The Washington official at the center of the Fannie Mae and Freddie Mac shareholder litigation has left the building.
Mario Ugoletti, a senior official at the Federal Housing Finance Agency, retired in September, an agency spokesman told The Post.
Ugoletti became publicly enmeshed in the controversy over the future of Fannie and Freddie after lawyers for Fairholme Funds, a shareholder, alleged in August that Ugoletti misled a federal court in 2013 when he swore the government did not know the two mortgage giants were about to return to profitability.
Then the No. 2 official at FHFA, Fannie and Freddie’s regulator, Ugoletti, a career civil servant, was intimately involved in the agency’s decision in 2012 to sweep all of companies’ future profits to
Treasury. The mortgage giants were supposed to pay back a $187 billion taxpayer bailout through a dividend, but FHFA argued that profits produced by the two companies would be so small that all their profits needed to be swept to Treasury.

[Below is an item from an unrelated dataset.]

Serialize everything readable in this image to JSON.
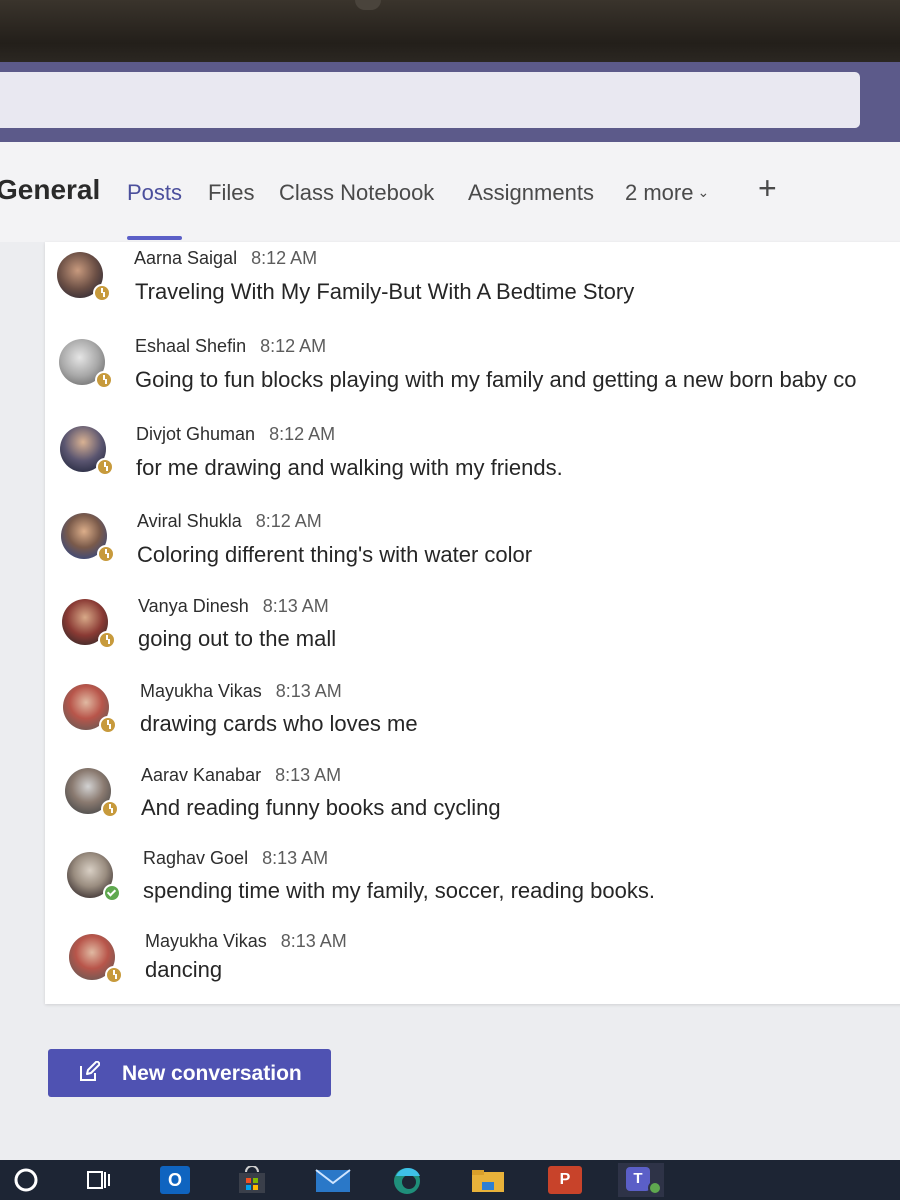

But soon after the sweep was enacted, both companies returned to profitability.
Since then, they’ve sent more than $230 billion in profits to Treasury.READ MORE